(Matt Boswell) I love old hymns. I keep a stack of hymnals on my nightstand and have an ever-growing collection in my library. I cut my teeth on Charles Wesley and John Rippon. I hope to write academically on the pastoral theology of hymns. I even have a dog named Watts. While I certainly don’t think that historic hymns are the only thing we should sing in corporate worship, I am concerned that omitting older hymns in our gatherings silences the rich voices of church history. Some churches seem uninterested in any song that is more than two years old, much less two hundred years.

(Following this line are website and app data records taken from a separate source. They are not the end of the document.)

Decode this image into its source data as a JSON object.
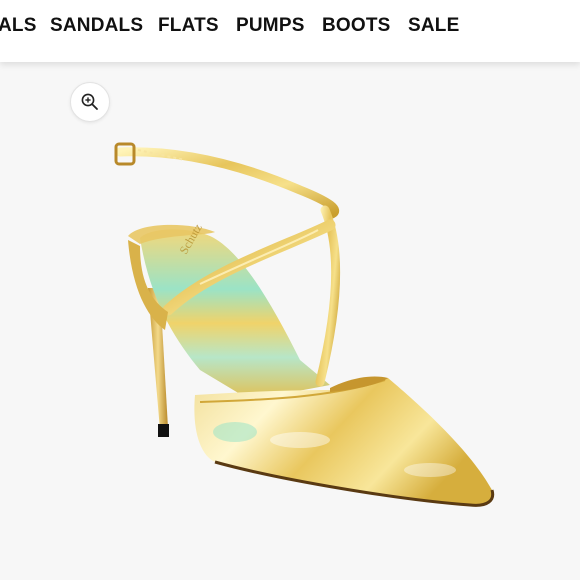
{
  "nav": {
    "items": [
      {
        "label": "ALS"
      },
      {
        "label": "SANDALS"
      },
      {
        "label": "FLATS"
      },
      {
        "label": "PUMPS"
      },
      {
        "label": "BOOTS"
      },
      {
        "label": "SALE"
      }
    ]
  },
  "product_image": {
    "icon": "zoom-in-icon",
    "subject": "gold-iridescent-pointed-toe-slingback-pump"
  },
  "colors": {
    "nav_text": "#111111",
    "stage_bg": "#f7f7f7",
    "gold": "#e3c25a",
    "iridescent": "#8fe0c7"
  }
}
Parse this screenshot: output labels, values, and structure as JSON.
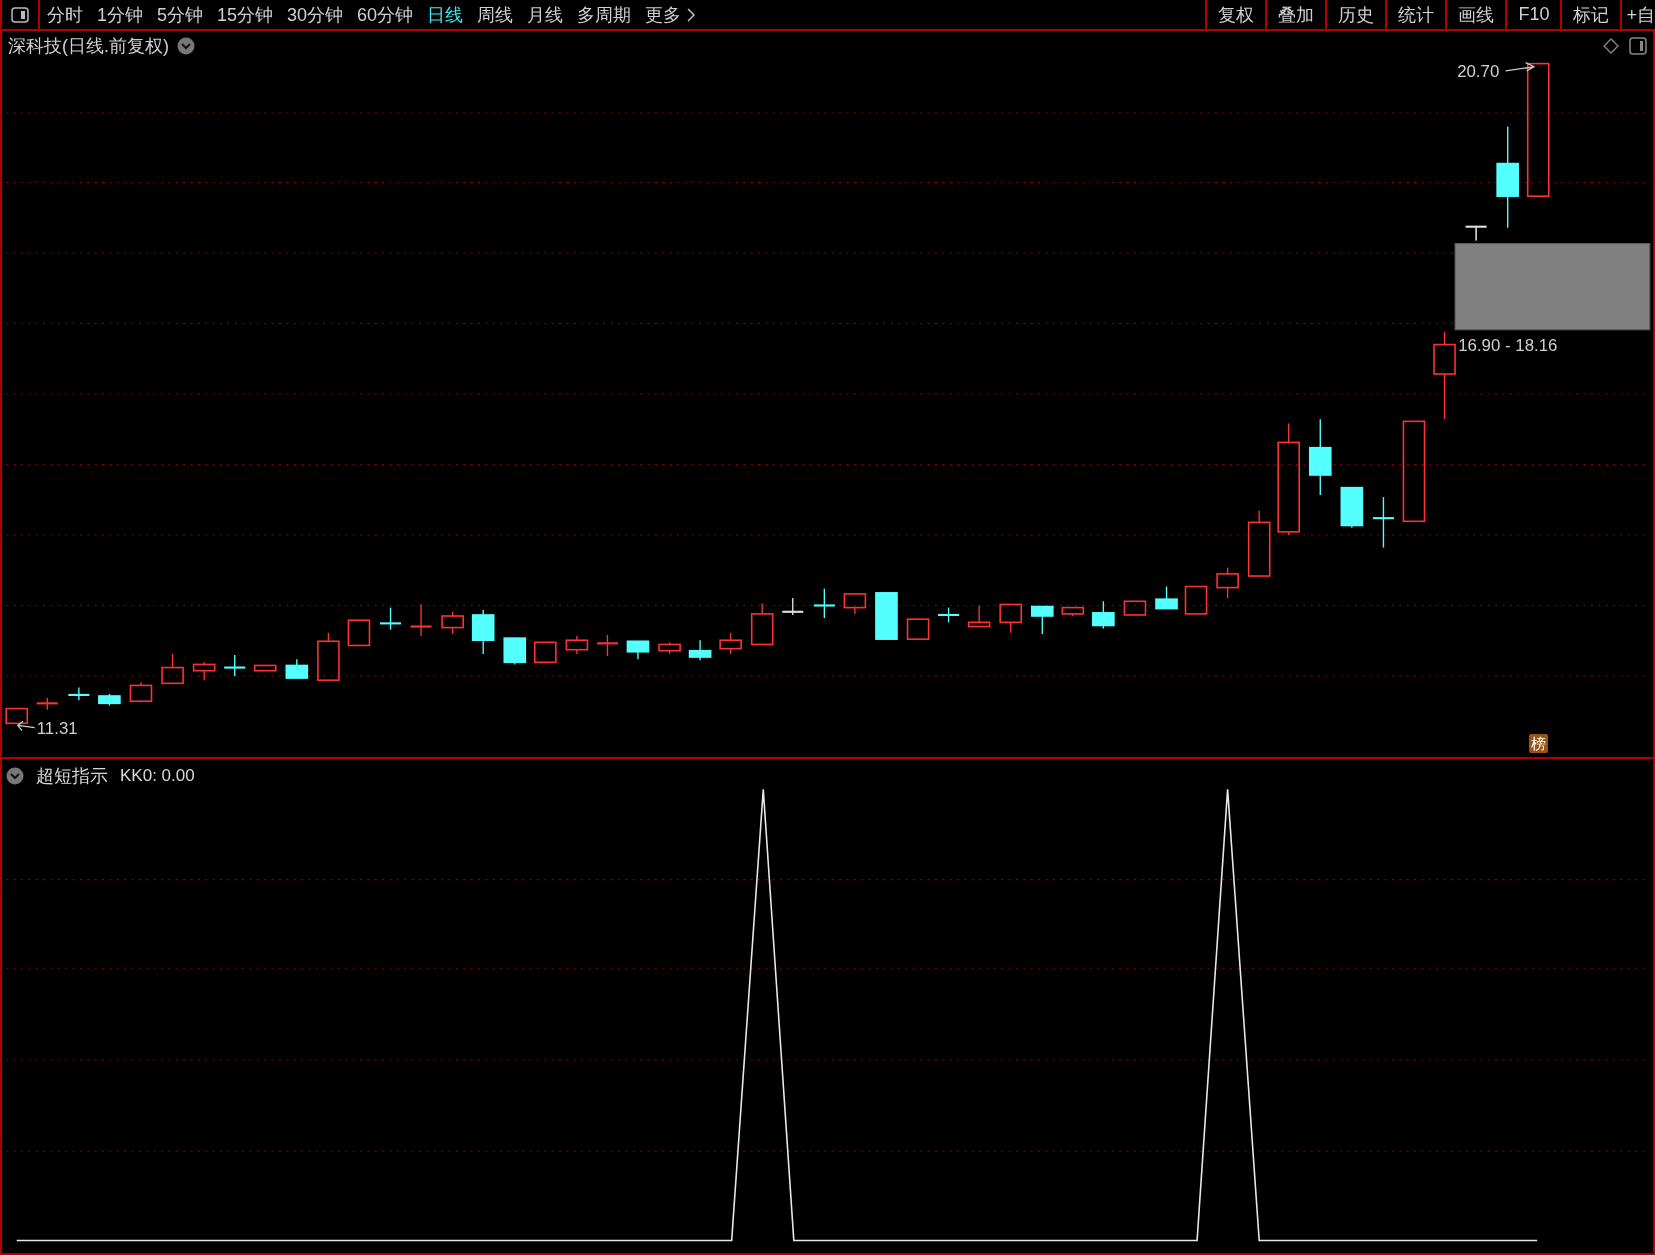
{
  "toolbar": {
    "periods": [
      {
        "label": "分时",
        "selected": false
      },
      {
        "label": "1分钟",
        "selected": false
      },
      {
        "label": "5分钟",
        "selected": false
      },
      {
        "label": "15分钟",
        "selected": false
      },
      {
        "label": "30分钟",
        "selected": false
      },
      {
        "label": "60分钟",
        "selected": false
      },
      {
        "label": "日线",
        "selected": true
      },
      {
        "label": "周线",
        "selected": false
      },
      {
        "label": "月线",
        "selected": false
      },
      {
        "label": "多周期",
        "selected": false
      }
    ],
    "more": "更多",
    "tools": [
      "复权",
      "叠加",
      "历史",
      "统计",
      "画线",
      "F10",
      "标记",
      "+自"
    ]
  },
  "chart": {
    "title": "深科技(日线.前复权)",
    "high_label": "20.70",
    "range_label": "16.90 - 18.16",
    "low_label": "11.31",
    "badge": "榜"
  },
  "indicator": {
    "name": "超短指示",
    "reading": "KK0: 0.00"
  }
}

Yes, the church will continue to write and sing new songs (Psalm 96:1), but it is also good and helpful for us to sing old songs. When I mention historic hymns, maybe you cringe as you recall a “worship war” in your local church. Maybe you’re eager to only sing the old hymns. Or maybe you wonder why it is important at all. My aim is not to renew local church disputes or bolster mere sentimentality, but to commend something else altogether—to encourage younger churches to remember their history by joining with the countless men and women who have shared these songs over hundreds of years. READ MORE